Campbell is now 11 games into his rookie season with seven starts after the Lions made him the No. 18 overall pick in this year's NFL Draft. He has 51 tackles, two tackles for loss, a sack and a pass defended, though that area in particular needs to continue to develop.

It's certainly a great opportunity for the rookie to step up and call the defense and help fill the void left by Anzalone's likely absence.

Campbell said he's excited for the opportunity but has tried to treat this week as normal as possible.

"Just having the same approach I've had every single week," Campbell said. "But also, just knowing that (Derrick) Barnes is out there with me and he'll be helping as well. I mean, it's going to be a great opportunity for us, but at the same time there's no reason to freak out.

"Just be who you are and prepare like you have every single week and that's kind of how I'm approaching it. Just don't change who you are, and everything will be fine."

Head coach Dan Campbell said he's seen Jack Campbell relish the opportunity of taking on a bigger role this week.

"It's right up his alley," Dan Campbell said. "Listen, he embraces that. He's a guy who wants it all. He doesn't want anybody to think, 'Man, I can't take this job description on.' He wants every bit of it and he hasn't missed a beat out there. He's been great."


When Dan Campbell was in New Orleans working under Sean Payton, they were preparing for the 2017 NFL Draft and Payton really liked a running back out of Tennessee named Alvin Kamara.

"AK was a guy we had high hopes on. We liked him. Sean identified him early," Campbell said Friday. "And knew he would just be a perfect fit for our offense and everything that Sean thought was dead on."

Kamara rushed for 728 yards with a 6.1-yard average per carry with eight rushing touchdowns as a rookie for the Saints in 2017. He also caught 81 passes for another 826 yards and five more scores in 16 games. He's since gone on to have nearly 10,000 scrimmage yards in seven seasons and has been to five Pro Bowls.

Jahmyr Gibbs has been similarly productive and versatile in Detroit's offense in his first season. He's rushed for 566 yards and five touchdowns in nine games with a 5.2-yard average. He has 41 receptions.

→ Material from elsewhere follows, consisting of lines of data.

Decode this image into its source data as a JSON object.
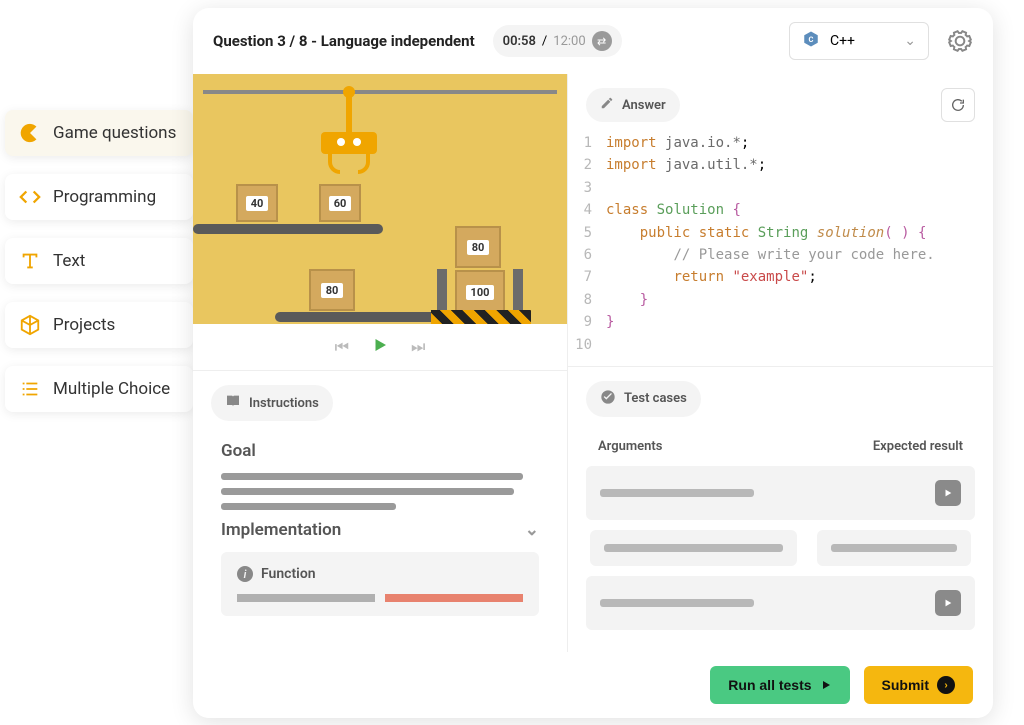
{
  "sidebar": {
    "items": [
      {
        "label": "Game questions"
      },
      {
        "label": "Programming"
      },
      {
        "label": "Text"
      },
      {
        "label": "Projects"
      },
      {
        "label": "Multiple Choice"
      }
    ]
  },
  "header": {
    "question_label": "Question 3 / 8 - Language independent",
    "timer_elapsed": "00:58",
    "timer_separator": " / ",
    "timer_total": "12:00",
    "language": "C++"
  },
  "game": {
    "boxes": [
      "40",
      "60",
      "80",
      "80",
      "100"
    ]
  },
  "answer": {
    "tab_label": "Answer",
    "lines": [
      {
        "n": "1"
      },
      {
        "n": "2"
      },
      {
        "n": "3"
      },
      {
        "n": "4"
      },
      {
        "n": "5"
      },
      {
        "n": "6"
      },
      {
        "n": "7"
      },
      {
        "n": "8"
      },
      {
        "n": "9"
      },
      {
        "n": "10"
      }
    ],
    "code": {
      "import1_kw": "import",
      "import1_pkg": "java.io.*",
      "import2_kw": "import",
      "import2_pkg": "java.util.*",
      "class_kw": "class",
      "class_name": "Solution",
      "method_kw1": "public",
      "method_kw2": "static",
      "method_ret": "String",
      "method_name": "solution",
      "comment": "// Please write your code here.",
      "return_kw": "return",
      "return_str": "\"example\""
    }
  },
  "instructions": {
    "tab_label": "Instructions",
    "goal_heading": "Goal",
    "impl_heading": "Implementation",
    "function_label": "Function"
  },
  "testcases": {
    "tab_label": "Test cases",
    "col_args": "Arguments",
    "col_expected": "Expected result"
  },
  "footer": {
    "run_label": "Run all tests",
    "submit_label": "Submit"
  }
}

"There's a lot of similarities and it was one of the things that I was intrigued with when we were watching Gibbs," Campbell said. "Certainly, the ability to run the ball not just perimeter… but inside as well. Inside zone runner, outside perimeter runner but then the things out of the backfield (in the passing game) there were similarities."

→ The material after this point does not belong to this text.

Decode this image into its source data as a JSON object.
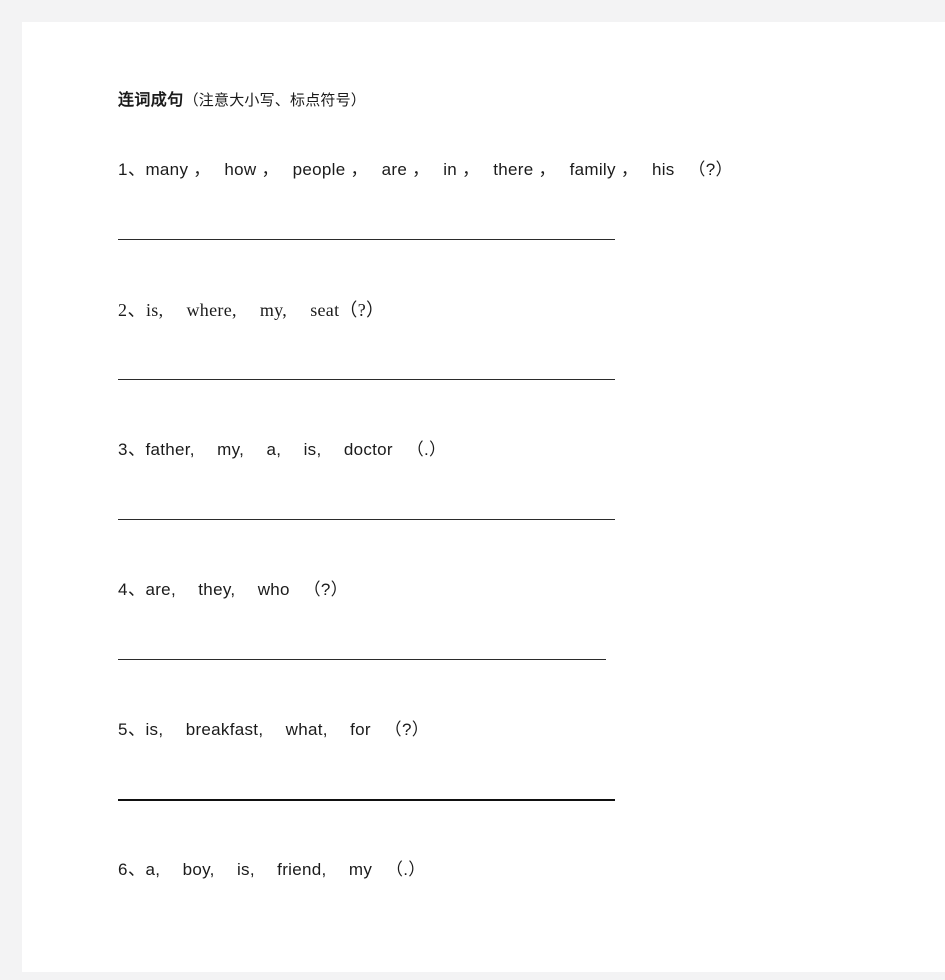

Lions linebackers coach Kelvin Sheppard made a great point Friday when asked about the job second-year player Malcolm Rodriguez is doing at linebacker, fullback and being a core member of special teams for the Lions. Sheppard said Rodriquez is so valuable, he's three roster spots in one player. It's a good way to look at Rodriguez's contribution right now.

"I stopped the room to let him know what he's doing and the value he's bringing," Sheppard said. "He's occupying three roster spots right now – a fullback, linebacker and four core special teams. Around the league I know only one other guy that's doing that and that's Nick Bellore out in Seattle.

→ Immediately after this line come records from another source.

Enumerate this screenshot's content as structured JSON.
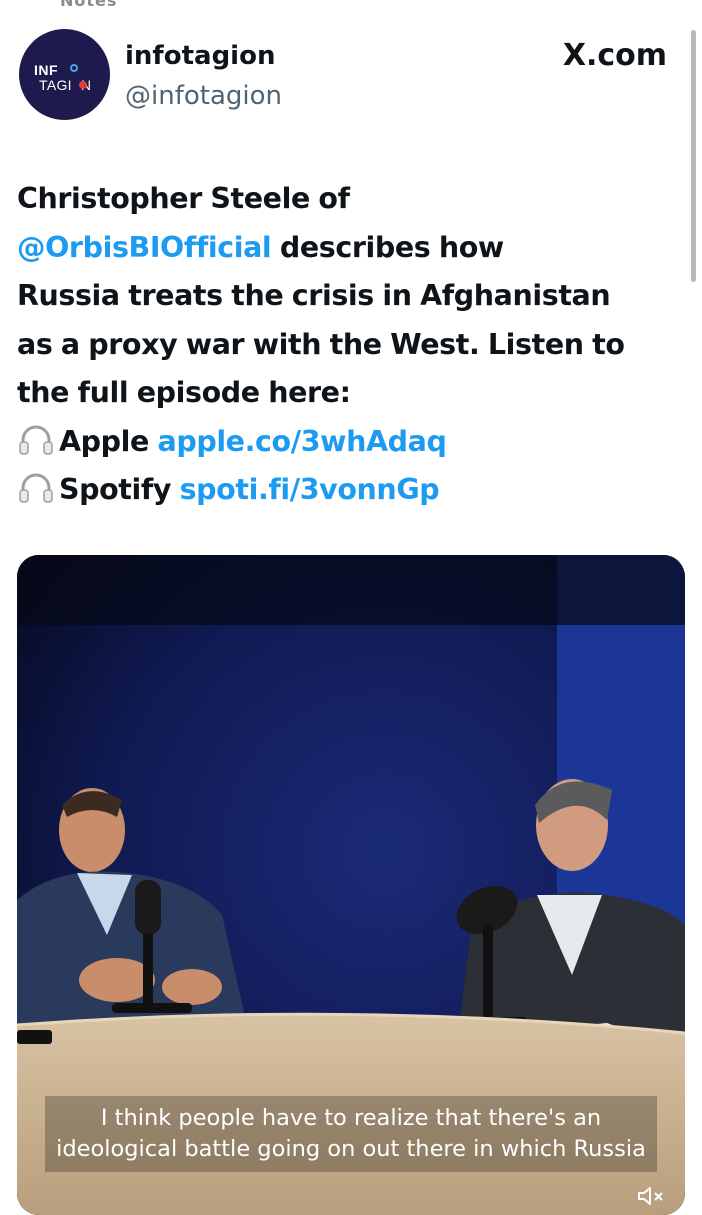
{
  "top_fragment": "Notes",
  "author": {
    "display_name": "infotagion",
    "handle": "@infotagion",
    "avatar_text_line1": "INF",
    "avatar_text_line2": "TAGI",
    "avatar_text_line2_end": "N"
  },
  "source_label": "X.com",
  "tweet": {
    "line1": "Christopher Steele of",
    "mention": "@OrbisBIOfficial",
    "line2_rest": " describes how",
    "line3": "Russia treats the crisis in Afghanistan",
    "line4": "as a proxy war with the West. Listen to",
    "line5": "the full episode here:",
    "apple_label": "Apple ",
    "apple_link": "apple.co/3whAdaq",
    "spotify_label": "Spotify ",
    "spotify_link": "spoti.fi/3vonnGp",
    "headphones_icon": "headphones-icon"
  },
  "video": {
    "caption_line1": "I think people have to realize that there's an",
    "caption_line2": "ideological battle going on out there in which Russia",
    "mute_icon": "speaker-muted-icon"
  },
  "colors": {
    "link": "#1d9bf0",
    "text": "#0f1419",
    "secondary": "#536471",
    "avatar_bg": "#1f1a4d"
  }
}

"When you're able to do that, now (GM) Brad (Holmes) is able to sit back and play around with these spots. 'What if we need to be heavy here? What if we need to be light here?' Because of what Malcolm is bringing he's a three-roster spot guy and I mean the value of that speaks for itself."


Amon-Ra St. Brown is one of the most physical blocking wide receivers in the game, but the NFL has deemed one block in particular too physical.

St. Brown took a big hit to the pocketbook when he was fined $43,709 for making forcible contact with his helmet on a block on safety Jaquan Brisker in the first quarter of the Lions' Week 11 win over the Chicago Bears.

St. Brown is appealing the fine but also said this week he might need to change his blocking style.

"Maybe just not lowering your head, I guess," he said. "Using your shoulder. Just not making it forcible contact with your head to his head or to the other player's head. But like I said, I kind of tend to block that way, so I got to figure some things out."

St. Brown has been praised by teammates and coaches for his unselfishness as a blocker. It's an area of his game he'll always value, he'll just have to change his technique a little bit.

"Our little people, you see St. Brown going in to hit safeties with no brakes. Zero brakes," running backs coach Scottie Montgomery said this week. "He doesn't care, and he's still getting those types of targets. And look at the little people if you want to find out if a team is tough or not. We've got some tough little guys."

Related Content